Being a natural genius is overrated.
This isn’t to say I don’t value the contributions of great men and women.
But hear me out: I’d much rather be a cultivated learner — someone who reads because of their curiosity, rather than because I was born with some supreme innate knowledge.
Even Albert Einstein — one of the greatest physicists of all time — advocated for the same:
The important thing is not to stop questioning. Curiosity has its own reason for existence. One cannot help but be in awe when he contemplates the mysteries of eternity, of life, of the marvelous structure of reality. It is enough if one tries merely to comprehend a little of this mystery each day.
Not all of us will have the scientific rigor as Einstein (which is an understatement), but we are all able to pursue our curiosity and acquire more wisdom every day, if we make up our minds to.
Why reading is the catalyst for becoming smarter
In their illuminating article, Farnam Street makes the case for becoming a voracious reader. “All of us can build our knowledge, but most of us won’t put in the effort.”
As an entrepreneur, I’ve written extensively about the merits of holding a daily reading practice — one that opens our minds and allows us to see solutions more clearly. And like the above quote states: it’s required effort and discipline. It’s meant putting my phone away at night and reaching for a book, instead.
That said, I’m not suggesting you try speeding through 100 books a year, where you zig-zag your way through pages.
When I was younger I bought into the erroneous belief that I should stick to only reading “business books,” but what I discovered over time is that this is a mistake as they can only teach us so much. Instead, I owe the bulk of my personal growth to the diversity of reads found on my bookshelf.

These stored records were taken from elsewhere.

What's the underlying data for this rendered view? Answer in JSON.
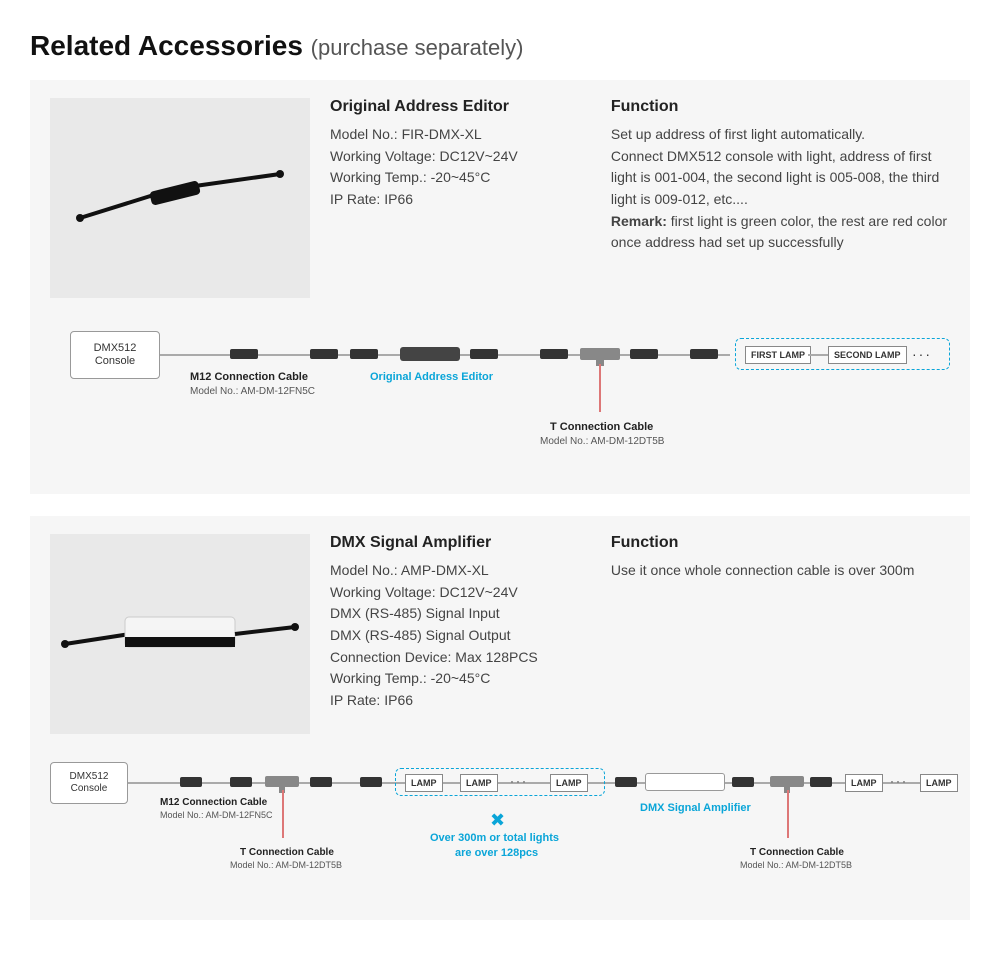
{
  "header": {
    "title": "Related Accessories",
    "subtitle": "(purchase separately)"
  },
  "product1": {
    "title": "Original Address Editor",
    "spec_model_label": "Model No.: FIR-DMX-XL",
    "spec_voltage": "Working Voltage: DC12V~24V",
    "spec_temp": "Working Temp.: -20~45°C",
    "spec_ip": "IP Rate: IP66",
    "function_title": "Function",
    "function_line1": "Set up address of first light automatically.",
    "function_line2": "Connect DMX512 console with light, address of first light is 001-004, the second light is 005-008, the third light is 009-012, etc....",
    "function_remark_label": "Remark:",
    "function_remark_text": " first light is green color, the rest are red color once address had set up successfully"
  },
  "product2": {
    "title": "DMX Signal Amplifier",
    "spec_model_label": "Model No.: AMP-DMX-XL",
    "spec_voltage": "Working Voltage: DC12V~24V",
    "spec_in": "DMX (RS-485) Signal Input",
    "spec_out": "DMX (RS-485) Signal Output",
    "spec_device": "Connection Device: Max 128PCS",
    "spec_temp": "Working Temp.: -20~45°C",
    "spec_ip": "IP Rate: IP66",
    "function_title": "Function",
    "function_text": "Use it once whole connection cable is over 300m"
  },
  "diagram": {
    "console": "DMX512\nConsole",
    "m12_label": "M12 Connection Cable",
    "m12_model": "Model No.: AM-DM-12FN5C",
    "editor_label": "Original Address Editor",
    "t_label": "T Connection Cable",
    "t_model": "Model No.: AM-DM-12DT5B",
    "first_lamp": "FIRST LAMP",
    "second_lamp": "SECOND LAMP",
    "lamp": "LAMP",
    "amp_label": "DMX Signal Amplifier",
    "over_label1": "Over 300m or total lights",
    "over_label2": "are over 128pcs"
  }
}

Diving into literary fiction, for example, isn’t just entertaining, it’s also been found to increase our empathy and emotional intelligence.
The fact is, reading makes us smarter not because we’re memorizing a bunch of facts — but because we’re able to challenge and transcend our beliefs. We glean new insights and gain analytical skills — both of which are essential for success.
But more than all of that — because it allows us to hold an opinion of the world that is truly our own.
Be a life-long learner
“Most people confuse knowledge with learning, but they are not the same,” writes Sue Hawkes, an executive business coach and author of Chasing Perfection: Shatter The Illusion; Minimize Self-Doubt and Maximize Success.
She adds: “Learning new things, learning how you learn best, and unlearning things that no longer serve you are all part of being a lifelong learner.”
The more we conscientiously approach this, Hawkes says, the more open and accessible we’ll be to new ideas, opportunities, and in designing the life we want. “Learning equates to behavior in action, really practicing what you consume as information and transform into behavior.”
I couldn’t agree more. As CEO to my company Jotform for the past 15 years, I attribute much of our success to this belief in becoming life-long students.
Whenever I wear my mentoring hat, this is what I try to get across to aspiring entrepreneurs: making smarter decisions starts with an openness towards recognizing our mistakes, and consequently, learning from them; but mostly, in showing up.
Surround yourself with people who challenge you
Harvard Business Review contributor, Claudio Fernández-Aráoz, argues that the key to career growth involves the company we keep.
“We seek out expanded roles, more senior titles, extra money,” he emphasizes, but that we often overlook one very key piece of the learning puzzle: “proactively surrounding ourselves with people who will push us to succeed in unexpected ways and, in so doing, build genuinely rich, purposeful lives of growth, excellence, and impact.”
We often think of accumulating knowledge as some solo endeavor, but it’s the opposite. We learn best when our ideas are challenged, when we aren’t insulated in our “bubbles” of people who are constantly agreeing with us.
To gain wisdom, we should examine whether the people around us are offering honest feedback, and whether we’re listening to radically different perspectives and points of views. “Proactively seeking out and cultivating those who will help us become better versions of ourselves is, by a wide margin, the key for living a truly happy and meaningful life,” says Fernández-Aráoz.
Seek out moments of awe
For most entrepreneurs, having time to sit and process information is a hurdle in itself. We’re constantly making decisions — often with no time to think. That’s why I’m such a big proponent of carving out time for stillness.
In a story for TIME, professor of philosophy, Brian O’Connor, notes that there’s an ever-tightening connection between our work and our personal identity that constricts us. “We come to believe that being idle at all is, somehow, the antithesis of freedom.”
Most of us fall into the trap of being so busy that we’re always go, go, go, especially now that we’re beginning to navigate post-pandemic times. But stepping back and reviewing what I’ve learned over this past year and a half — both the good and the bad — has allowed me to assess what I truly want for the future.
Reading, studying, surrounding ourselves with the right people — all of this will guarantee the right conditions for fostering knowledge.
But acquiring wisdom involves sitting with the information obtained so that we can process and make sense of it all. It involves taking time to do nothing.
Throughout my time as CEO, I’ve often taken time off with my family — spending days olive-picking under a blistering sun.
Having that mindfulness and distance, it’s in those moments when I understand Einstein’s words fully “One cannot help but be in awe.”